The records that follow must be printed exactly as they are.

[App and web page records]

★ ★ ★ ★ ★

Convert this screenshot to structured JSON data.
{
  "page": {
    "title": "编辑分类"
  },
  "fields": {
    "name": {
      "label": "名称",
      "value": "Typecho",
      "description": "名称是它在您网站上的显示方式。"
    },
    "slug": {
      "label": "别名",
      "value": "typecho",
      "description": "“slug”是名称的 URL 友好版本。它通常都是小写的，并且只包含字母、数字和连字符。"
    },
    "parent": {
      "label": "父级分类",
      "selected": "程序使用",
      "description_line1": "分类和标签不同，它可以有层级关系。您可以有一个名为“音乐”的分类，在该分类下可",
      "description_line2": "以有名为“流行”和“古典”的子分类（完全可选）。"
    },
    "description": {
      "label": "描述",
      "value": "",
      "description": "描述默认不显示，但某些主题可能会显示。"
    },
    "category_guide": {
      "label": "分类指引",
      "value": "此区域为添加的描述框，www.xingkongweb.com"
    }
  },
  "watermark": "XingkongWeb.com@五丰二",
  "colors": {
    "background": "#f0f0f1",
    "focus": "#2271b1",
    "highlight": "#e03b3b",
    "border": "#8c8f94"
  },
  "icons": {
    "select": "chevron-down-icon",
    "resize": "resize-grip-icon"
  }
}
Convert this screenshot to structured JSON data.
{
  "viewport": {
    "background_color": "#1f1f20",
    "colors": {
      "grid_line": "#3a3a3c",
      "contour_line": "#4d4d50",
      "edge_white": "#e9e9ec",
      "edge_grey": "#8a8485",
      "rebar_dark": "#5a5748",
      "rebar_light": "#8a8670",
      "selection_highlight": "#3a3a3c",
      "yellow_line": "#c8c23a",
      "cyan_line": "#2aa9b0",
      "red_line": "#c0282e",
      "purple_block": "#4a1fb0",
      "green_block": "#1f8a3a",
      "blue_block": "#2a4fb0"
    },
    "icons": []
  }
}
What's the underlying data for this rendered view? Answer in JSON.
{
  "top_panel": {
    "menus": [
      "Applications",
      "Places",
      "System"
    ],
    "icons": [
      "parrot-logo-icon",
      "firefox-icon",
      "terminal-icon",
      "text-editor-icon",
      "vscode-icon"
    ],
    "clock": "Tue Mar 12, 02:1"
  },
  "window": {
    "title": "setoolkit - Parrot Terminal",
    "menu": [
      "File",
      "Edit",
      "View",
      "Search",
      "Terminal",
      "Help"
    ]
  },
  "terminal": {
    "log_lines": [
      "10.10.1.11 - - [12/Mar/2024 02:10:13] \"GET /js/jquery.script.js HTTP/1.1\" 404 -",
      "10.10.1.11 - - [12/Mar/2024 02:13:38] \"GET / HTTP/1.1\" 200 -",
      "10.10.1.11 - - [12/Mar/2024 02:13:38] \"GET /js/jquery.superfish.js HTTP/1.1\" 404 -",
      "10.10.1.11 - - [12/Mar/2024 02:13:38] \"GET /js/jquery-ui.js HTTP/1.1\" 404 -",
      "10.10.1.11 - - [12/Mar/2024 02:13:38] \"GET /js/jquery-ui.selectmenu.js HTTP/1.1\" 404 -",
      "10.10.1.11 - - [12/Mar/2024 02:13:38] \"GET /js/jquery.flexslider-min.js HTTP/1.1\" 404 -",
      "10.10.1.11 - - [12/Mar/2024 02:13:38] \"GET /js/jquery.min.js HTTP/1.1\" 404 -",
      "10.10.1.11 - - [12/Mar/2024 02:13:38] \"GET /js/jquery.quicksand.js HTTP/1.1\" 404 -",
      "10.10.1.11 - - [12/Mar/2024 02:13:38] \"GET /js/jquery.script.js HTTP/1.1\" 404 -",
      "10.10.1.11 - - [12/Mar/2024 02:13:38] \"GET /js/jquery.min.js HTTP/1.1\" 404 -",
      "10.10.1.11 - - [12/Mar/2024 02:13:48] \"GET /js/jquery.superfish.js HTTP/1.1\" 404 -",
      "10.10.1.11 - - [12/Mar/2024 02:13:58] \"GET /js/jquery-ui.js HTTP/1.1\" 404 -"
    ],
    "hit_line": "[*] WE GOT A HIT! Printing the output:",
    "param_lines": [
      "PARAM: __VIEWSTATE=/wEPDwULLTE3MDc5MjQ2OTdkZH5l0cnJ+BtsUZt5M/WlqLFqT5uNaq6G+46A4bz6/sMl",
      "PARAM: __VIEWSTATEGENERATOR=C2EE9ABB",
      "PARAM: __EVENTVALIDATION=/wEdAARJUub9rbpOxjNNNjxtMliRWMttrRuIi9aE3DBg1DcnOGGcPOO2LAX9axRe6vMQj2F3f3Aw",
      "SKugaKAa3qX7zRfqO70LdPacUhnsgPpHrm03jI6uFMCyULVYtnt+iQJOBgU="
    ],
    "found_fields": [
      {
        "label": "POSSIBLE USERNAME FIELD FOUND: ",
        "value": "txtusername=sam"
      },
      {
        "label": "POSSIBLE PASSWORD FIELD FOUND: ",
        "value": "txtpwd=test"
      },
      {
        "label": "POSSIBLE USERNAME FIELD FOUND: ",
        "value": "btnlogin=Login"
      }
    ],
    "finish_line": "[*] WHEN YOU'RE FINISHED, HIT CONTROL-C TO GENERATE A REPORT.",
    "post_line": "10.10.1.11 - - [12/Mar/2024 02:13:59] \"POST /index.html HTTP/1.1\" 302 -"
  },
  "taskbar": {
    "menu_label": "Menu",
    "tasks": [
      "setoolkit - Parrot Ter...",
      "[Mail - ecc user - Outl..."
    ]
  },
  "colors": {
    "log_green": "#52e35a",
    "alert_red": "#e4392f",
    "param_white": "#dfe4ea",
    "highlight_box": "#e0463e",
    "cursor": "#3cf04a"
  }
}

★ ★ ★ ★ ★

• Output below:
Convert this screenshot to structured JSON data.
{
  "page": {
    "title": "编辑分类"
  },
  "fields": {
    "name": {
      "label": "名称",
      "value": "Typecho",
      "description": "名称是它在您网站上的显示方式。"
    },
    "slug": {
      "label": "别名",
      "value": "typecho",
      "description": "“slug”是名称的 URL 友好版本。它通常都是小写的，并且只包含字母、数字和连字符。"
    },
    "parent": {
      "label": "父级分类",
      "selected": "程序使用",
      "description_line1": "分类和标签不同，它可以有层级关系。您可以有一个名为“音乐”的分类，在该分类下可",
      "description_line2": "以有名为“流行”和“古典”的子分类（完全可选）。"
    },
    "description": {
      "label": "描述",
      "value": "",
      "description": "描述默认不显示，但某些主题可能会显示。"
    },
    "category_guide": {
      "label": "分类指引",
      "value": "此区域为添加的描述框，www.xingkongweb.com"
    }
  },
  "watermark": "XingkongWeb.com@五丰二",
  "colors": {
    "background": "#f0f0f1",
    "focus": "#2271b1",
    "highlight": "#e03b3b",
    "border": "#8c8f94"
  },
  "icons": {
    "select": "chevron-down-icon",
    "resize": "resize-grip-icon"
  }
}
Convert this screenshot to structured JSON data.
{
  "viewport": {
    "background_color": "#1f1f20",
    "colors": {
      "grid_line": "#3a3a3c",
      "contour_line": "#4d4d50",
      "edge_white": "#e9e9ec",
      "edge_grey": "#8a8485",
      "rebar_dark": "#5a5748",
      "rebar_light": "#8a8670",
      "selection_highlight": "#3a3a3c",
      "yellow_line": "#c8c23a",
      "cyan_line": "#2aa9b0",
      "red_line": "#c0282e",
      "purple_block": "#4a1fb0",
      "green_block": "#1f8a3a",
      "blue_block": "#2a4fb0"
    },
    "icons": []
  }
}
What's the underlying data for this rendered view? Answer in JSON.
{
  "top_panel": {
    "menus": [
      "Applications",
      "Places",
      "System"
    ],
    "icons": [
      "parrot-logo-icon",
      "firefox-icon",
      "terminal-icon",
      "text-editor-icon",
      "vscode-icon"
    ],
    "clock": "Tue Mar 12, 02:1"
  },
  "window": {
    "title": "setoolkit - Parrot Terminal",
    "menu": [
      "File",
      "Edit",
      "View",
      "Search",
      "Terminal",
      "Help"
    ]
  },
  "terminal": {
    "log_lines": [
      "10.10.1.11 - - [12/Mar/2024 02:10:13] \"GET /js/jquery.script.js HTTP/1.1\" 404 -",
      "10.10.1.11 - - [12/Mar/2024 02:13:38] \"GET / HTTP/1.1\" 200 -",
      "10.10.1.11 - - [12/Mar/2024 02:13:38] \"GET /js/jquery.superfish.js HTTP/1.1\" 404 -",
      "10.10.1.11 - - [12/Mar/2024 02:13:38] \"GET /js/jquery-ui.js HTTP/1.1\" 404 -",
      "10.10.1.11 - - [12/Mar/2024 02:13:38] \"GET /js/jquery-ui.selectmenu.js HTTP/1.1\" 404 -",
      "10.10.1.11 - - [12/Mar/2024 02:13:38] \"GET /js/jquery.flexslider-min.js HTTP/1.1\" 404 -",
      "10.10.1.11 - - [12/Mar/2024 02:13:38] \"GET /js/jquery.min.js HTTP/1.1\" 404 -",
      "10.10.1.11 - - [12/Mar/2024 02:13:38] \"GET /js/jquery.quicksand.js HTTP/1.1\" 404 -",
      "10.10.1.11 - - [12/Mar/2024 02:13:38] \"GET /js/jquery.script.js HTTP/1.1\" 404 -",
      "10.10.1.11 - - [12/Mar/2024 02:13:38] \"GET /js/jquery.min.js HTTP/1.1\" 404 -",
      "10.10.1.11 - - [12/Mar/2024 02:13:48] \"GET /js/jquery.superfish.js HTTP/1.1\" 404 -",
      "10.10.1.11 - - [12/Mar/2024 02:13:58] \"GET /js/jquery-ui.js HTTP/1.1\" 404 -"
    ],
    "hit_line": "[*] WE GOT A HIT! Printing the output:",
    "param_lines": [
      "PARAM: __VIEWSTATE=/wEPDwULLTE3MDc5MjQ2OTdkZH5l0cnJ+BtsUZt5M/WlqLFqT5uNaq6G+46A4bz6/sMl",
      "PARAM: __VIEWSTATEGENERATOR=C2EE9ABB",
      "PARAM: __EVENTVALIDATION=/wEdAARJUub9rbpOxjNNNjxtMliRWMttrRuIi9aE3DBg1DcnOGGcPOO2LAX9axRe6vMQj2F3f3Aw",
      "SKugaKAa3qX7zRfqO70LdPacUhnsgPpHrm03jI6uFMCyULVYtnt+iQJOBgU="
    ],
    "found_fields": [
      {
        "label": "POSSIBLE USERNAME FIELD FOUND: ",
        "value": "txtusername=sam"
      },
      {
        "label": "POSSIBLE PASSWORD FIELD FOUND: ",
        "value": "txtpwd=test"
      },
      {
        "label": "POSSIBLE USERNAME FIELD FOUND: ",
        "value": "btnlogin=Login"
      }
    ],
    "finish_line": "[*] WHEN YOU'RE FINISHED, HIT CONTROL-C TO GENERATE A REPORT.",
    "post_line": "10.10.1.11 - - [12/Mar/2024 02:13:59] \"POST /index.html HTTP/1.1\" 302 -"
  },
  "taskbar": {
    "menu_label": "Menu",
    "tasks": [
      "setoolkit - Parrot Ter...",
      "[Mail - ecc user - Outl..."
    ]
  },
  "colors": {
    "log_green": "#52e35a",
    "alert_red": "#e4392f",
    "param_white": "#dfe4ea",
    "highlight_box": "#e0463e",
    "cursor": "#3cf04a"
  }
}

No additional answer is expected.